Wedding Traditions

Ever wondered how all those traditions associated with weddings came to be?  Couples have been getting married for thousands of years, and many traditions associated with the ceremony began as ancient rituals to bless the marriage with fortune and children, and to guard against evil forces.  Taking a look at ancient traditions helps to explain some of today's accepted practices, and when it comes to thinking of what style your wedding might take, looking to the past might even provide some inspiration to let your imagination run free.

Veils - Bridal veils may be a throwback to the times when eager grooms would simply fling a blanket over the bride's head and carry her off (sounds like little more than kidnapping doesn't it?!).  Alternatively, they might date from Roman times, when a veil was worn to guard against evil spirits.  Another idea is that during arranged marriages in the past, a bride's face was covered until after the vows in case the groom did not like what he saw and changed his mind!

Best Man and Bridesmaids - The idea of having a best man to attend the groom has a long history. In Saxon times he may have been a partner in crime, aiding and abetting in the kidnapping of the hapless bride.  A major part of his job was to protect the groom from bad luck and to ensure that he arrived safely at the church, much like today.  Traditionally, the role of the bridesmaids was to protect the bride and help her to dress.  Bridesmaids' dresses often mirrored the bride's as a ploy to confuse the evil spirits so they could not be sure which the real bride was.

Flowers & Favours - The true lovers' knot was a popular motif for wedding dresses and cakes in medieval times.  Brightly coloured ribbons knotted together represented the ties of love and marriage, and the flowers men wear as buttonholes today are a modern relic of the knots.  The tradition of giving guests something to remember the wedding by dates back hundreds of years.  Up until the early 1990s, guests were likely to be given five sugared almonds tied in netting or muslin. The almonds may be outdated now and there are so many amazing choices available for bombonniere these days, but actually we love the meaning behind it - the sweets each represent health, wealth, fertility, good fortune and long life.  Flowers and herbs have been carried by brides since early times as their scents were said to drive away evil spirits.  Certain flowers are particularly associated with weddings and have special significance when included in the bouquet.
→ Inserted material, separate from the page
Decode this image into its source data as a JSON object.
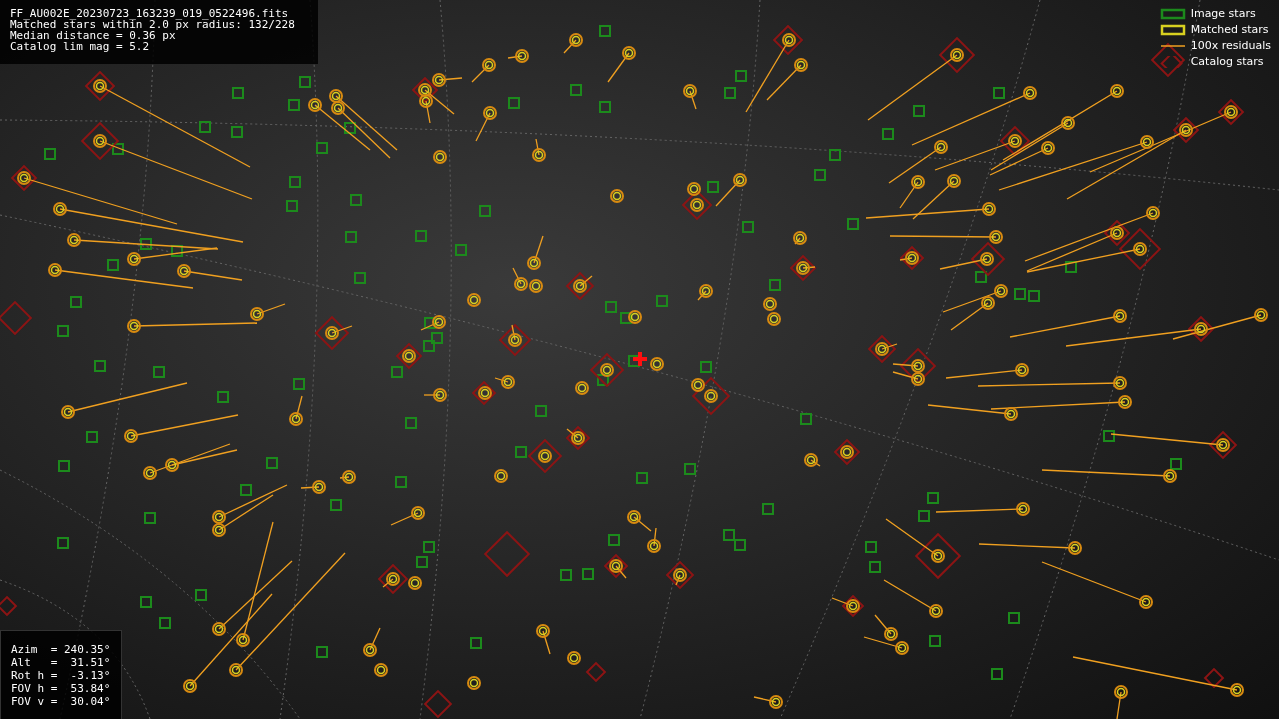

Wedding Cakes - The traditional richness of the wedding cake was a symbol of fertility from Roman times.  It is still usual for the bride and groom to cut the first slice together, and this is said to ensure a fruitful marriage.  At one time, the cake was broken over the bride's head (excuse me, her hair?) while guests scrambled about for pieces which were thought lucky.  That’s a tradition we’re not sorry to see the back of.  An old custom suggested unmarried girls should sleep with a slice of wedding cake beneath their pillow if they wished to dream of their future husband.  The familiar three-tier wedding cake we see so often today is said to have been originally inspired by the unusual shape of the 70-metre-high spire on St Bride's Church in Fleet Street, London.

So now you know!  What do you think?  Are you inspired to take any of these on for your wedding?  Or have you changed you mind about details you thought you wanted?  Let us know in the comments below :)